---------- Excerpted records ----------

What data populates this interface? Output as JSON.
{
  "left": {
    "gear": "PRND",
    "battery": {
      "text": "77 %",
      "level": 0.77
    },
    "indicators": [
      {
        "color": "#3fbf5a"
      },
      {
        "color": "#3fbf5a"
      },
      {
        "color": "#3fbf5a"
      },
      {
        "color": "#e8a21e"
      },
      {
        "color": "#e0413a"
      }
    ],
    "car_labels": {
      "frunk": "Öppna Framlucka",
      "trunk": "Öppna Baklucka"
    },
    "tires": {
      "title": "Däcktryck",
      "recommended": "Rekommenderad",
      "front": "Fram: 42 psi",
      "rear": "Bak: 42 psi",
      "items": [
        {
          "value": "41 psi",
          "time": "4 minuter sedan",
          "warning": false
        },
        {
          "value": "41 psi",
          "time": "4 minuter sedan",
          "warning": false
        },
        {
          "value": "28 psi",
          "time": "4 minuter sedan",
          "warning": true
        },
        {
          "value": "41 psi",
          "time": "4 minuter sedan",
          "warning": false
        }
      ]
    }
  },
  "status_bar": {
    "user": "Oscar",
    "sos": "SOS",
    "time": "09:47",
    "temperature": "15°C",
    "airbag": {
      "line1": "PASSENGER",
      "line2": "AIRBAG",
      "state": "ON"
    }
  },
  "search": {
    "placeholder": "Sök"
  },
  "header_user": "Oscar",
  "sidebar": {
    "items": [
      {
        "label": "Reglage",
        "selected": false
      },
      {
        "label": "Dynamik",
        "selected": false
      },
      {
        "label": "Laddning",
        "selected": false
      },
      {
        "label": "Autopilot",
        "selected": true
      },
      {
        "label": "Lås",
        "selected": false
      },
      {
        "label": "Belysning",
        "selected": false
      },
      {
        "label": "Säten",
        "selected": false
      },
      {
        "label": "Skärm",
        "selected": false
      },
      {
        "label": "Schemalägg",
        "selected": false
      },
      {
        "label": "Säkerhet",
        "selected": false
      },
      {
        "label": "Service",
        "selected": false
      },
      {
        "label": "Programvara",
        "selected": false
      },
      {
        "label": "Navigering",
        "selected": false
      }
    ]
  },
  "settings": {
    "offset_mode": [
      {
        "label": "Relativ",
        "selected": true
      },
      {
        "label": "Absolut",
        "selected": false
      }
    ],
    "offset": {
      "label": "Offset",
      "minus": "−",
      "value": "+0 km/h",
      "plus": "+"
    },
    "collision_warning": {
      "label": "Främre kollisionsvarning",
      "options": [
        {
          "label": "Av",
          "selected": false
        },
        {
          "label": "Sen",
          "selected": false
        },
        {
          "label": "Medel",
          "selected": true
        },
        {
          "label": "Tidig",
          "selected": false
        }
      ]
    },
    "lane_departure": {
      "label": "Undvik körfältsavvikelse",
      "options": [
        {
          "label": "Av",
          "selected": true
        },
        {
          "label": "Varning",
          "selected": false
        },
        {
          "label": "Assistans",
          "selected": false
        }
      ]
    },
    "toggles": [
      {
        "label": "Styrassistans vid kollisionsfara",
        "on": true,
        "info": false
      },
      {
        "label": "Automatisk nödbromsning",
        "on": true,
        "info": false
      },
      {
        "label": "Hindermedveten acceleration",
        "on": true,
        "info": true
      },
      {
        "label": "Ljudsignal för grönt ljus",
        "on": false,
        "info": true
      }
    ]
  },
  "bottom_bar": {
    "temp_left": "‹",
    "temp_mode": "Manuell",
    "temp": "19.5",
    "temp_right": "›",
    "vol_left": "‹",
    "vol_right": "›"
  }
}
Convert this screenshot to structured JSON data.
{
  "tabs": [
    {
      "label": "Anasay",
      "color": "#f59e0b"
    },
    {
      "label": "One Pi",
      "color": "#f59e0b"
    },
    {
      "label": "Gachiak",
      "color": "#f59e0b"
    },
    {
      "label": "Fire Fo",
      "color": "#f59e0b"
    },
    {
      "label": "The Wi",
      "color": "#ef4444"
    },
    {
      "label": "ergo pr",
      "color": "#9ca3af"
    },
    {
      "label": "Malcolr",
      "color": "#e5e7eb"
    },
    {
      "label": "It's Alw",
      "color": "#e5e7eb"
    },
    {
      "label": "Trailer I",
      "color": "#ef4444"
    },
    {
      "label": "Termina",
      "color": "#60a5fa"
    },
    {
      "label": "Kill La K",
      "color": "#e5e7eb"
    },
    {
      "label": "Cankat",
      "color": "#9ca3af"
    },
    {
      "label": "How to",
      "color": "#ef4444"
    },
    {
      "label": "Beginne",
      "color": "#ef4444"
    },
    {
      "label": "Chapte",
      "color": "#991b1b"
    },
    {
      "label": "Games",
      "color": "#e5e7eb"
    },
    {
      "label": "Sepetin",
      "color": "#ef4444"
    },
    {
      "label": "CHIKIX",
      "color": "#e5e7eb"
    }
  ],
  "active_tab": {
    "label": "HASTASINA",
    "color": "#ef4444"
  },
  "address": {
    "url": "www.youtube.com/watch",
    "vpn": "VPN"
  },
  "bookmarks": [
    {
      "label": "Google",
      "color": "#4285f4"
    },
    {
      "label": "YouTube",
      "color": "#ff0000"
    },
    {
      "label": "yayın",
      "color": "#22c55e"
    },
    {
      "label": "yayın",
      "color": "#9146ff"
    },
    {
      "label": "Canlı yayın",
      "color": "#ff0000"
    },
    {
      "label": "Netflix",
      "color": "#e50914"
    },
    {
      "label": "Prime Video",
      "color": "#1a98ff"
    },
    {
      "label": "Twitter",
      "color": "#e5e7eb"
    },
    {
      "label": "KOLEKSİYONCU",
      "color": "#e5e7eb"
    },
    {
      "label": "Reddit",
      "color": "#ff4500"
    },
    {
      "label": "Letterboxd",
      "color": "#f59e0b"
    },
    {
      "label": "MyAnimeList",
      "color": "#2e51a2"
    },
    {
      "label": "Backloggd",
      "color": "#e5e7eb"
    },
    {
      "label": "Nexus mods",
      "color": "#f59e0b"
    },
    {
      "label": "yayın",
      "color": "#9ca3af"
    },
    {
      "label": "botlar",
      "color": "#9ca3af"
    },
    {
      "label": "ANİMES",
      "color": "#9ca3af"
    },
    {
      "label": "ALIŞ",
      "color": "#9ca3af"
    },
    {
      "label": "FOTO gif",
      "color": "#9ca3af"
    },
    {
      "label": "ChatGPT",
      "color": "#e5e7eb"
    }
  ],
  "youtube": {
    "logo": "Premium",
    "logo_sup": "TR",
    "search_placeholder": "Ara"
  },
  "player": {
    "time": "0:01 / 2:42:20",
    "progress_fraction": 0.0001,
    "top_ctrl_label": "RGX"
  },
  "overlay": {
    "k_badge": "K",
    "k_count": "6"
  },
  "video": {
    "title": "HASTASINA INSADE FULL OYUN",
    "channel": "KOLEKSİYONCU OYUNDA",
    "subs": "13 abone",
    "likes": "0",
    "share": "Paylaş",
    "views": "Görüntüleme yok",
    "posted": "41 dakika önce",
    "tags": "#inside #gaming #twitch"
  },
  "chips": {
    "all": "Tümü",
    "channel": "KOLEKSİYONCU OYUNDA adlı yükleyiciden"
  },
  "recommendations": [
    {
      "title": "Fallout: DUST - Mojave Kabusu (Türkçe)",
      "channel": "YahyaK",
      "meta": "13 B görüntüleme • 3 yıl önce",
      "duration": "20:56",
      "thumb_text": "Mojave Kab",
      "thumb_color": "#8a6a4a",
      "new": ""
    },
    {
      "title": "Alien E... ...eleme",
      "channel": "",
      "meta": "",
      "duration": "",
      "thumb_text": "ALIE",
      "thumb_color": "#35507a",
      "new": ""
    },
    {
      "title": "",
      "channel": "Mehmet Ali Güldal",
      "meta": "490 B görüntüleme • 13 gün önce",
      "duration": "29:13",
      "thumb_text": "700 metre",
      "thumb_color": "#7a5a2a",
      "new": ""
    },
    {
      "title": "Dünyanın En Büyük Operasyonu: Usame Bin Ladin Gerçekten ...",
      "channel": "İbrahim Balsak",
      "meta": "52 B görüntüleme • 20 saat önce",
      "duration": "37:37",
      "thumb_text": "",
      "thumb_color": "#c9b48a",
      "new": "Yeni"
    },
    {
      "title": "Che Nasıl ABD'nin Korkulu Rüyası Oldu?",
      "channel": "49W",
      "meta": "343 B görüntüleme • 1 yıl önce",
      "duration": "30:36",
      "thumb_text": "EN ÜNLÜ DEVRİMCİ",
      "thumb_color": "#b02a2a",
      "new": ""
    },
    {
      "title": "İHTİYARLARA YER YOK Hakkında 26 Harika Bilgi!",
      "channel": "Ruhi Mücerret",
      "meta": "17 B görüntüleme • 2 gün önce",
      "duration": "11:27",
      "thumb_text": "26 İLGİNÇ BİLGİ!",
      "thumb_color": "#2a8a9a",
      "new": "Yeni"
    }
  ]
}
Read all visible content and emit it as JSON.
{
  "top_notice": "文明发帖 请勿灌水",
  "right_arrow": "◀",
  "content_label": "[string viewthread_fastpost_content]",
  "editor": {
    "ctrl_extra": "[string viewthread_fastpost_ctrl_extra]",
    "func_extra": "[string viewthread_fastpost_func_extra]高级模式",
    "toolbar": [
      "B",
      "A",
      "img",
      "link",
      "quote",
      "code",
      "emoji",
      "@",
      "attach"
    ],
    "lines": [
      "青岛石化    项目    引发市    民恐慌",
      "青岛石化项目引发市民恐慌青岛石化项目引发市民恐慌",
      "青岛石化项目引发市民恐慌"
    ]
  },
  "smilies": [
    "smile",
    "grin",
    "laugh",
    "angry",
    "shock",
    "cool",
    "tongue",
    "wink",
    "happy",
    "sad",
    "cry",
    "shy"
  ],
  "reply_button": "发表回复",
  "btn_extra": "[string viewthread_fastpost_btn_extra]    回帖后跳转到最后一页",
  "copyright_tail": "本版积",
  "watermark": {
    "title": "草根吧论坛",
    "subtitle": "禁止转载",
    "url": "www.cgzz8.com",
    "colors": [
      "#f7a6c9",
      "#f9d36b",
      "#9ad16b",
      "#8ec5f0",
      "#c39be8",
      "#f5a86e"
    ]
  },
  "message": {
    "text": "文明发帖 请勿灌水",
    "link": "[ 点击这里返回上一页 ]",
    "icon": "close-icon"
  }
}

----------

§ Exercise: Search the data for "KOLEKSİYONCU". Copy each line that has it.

§ Answer space:
      "label": "KOLEKSİYONCU",
    "channel": "KOLEKSİYONCU OYUNDA",
    "channel": "KOLEKSİYONCU OYUNDA adlı yükleyiciden"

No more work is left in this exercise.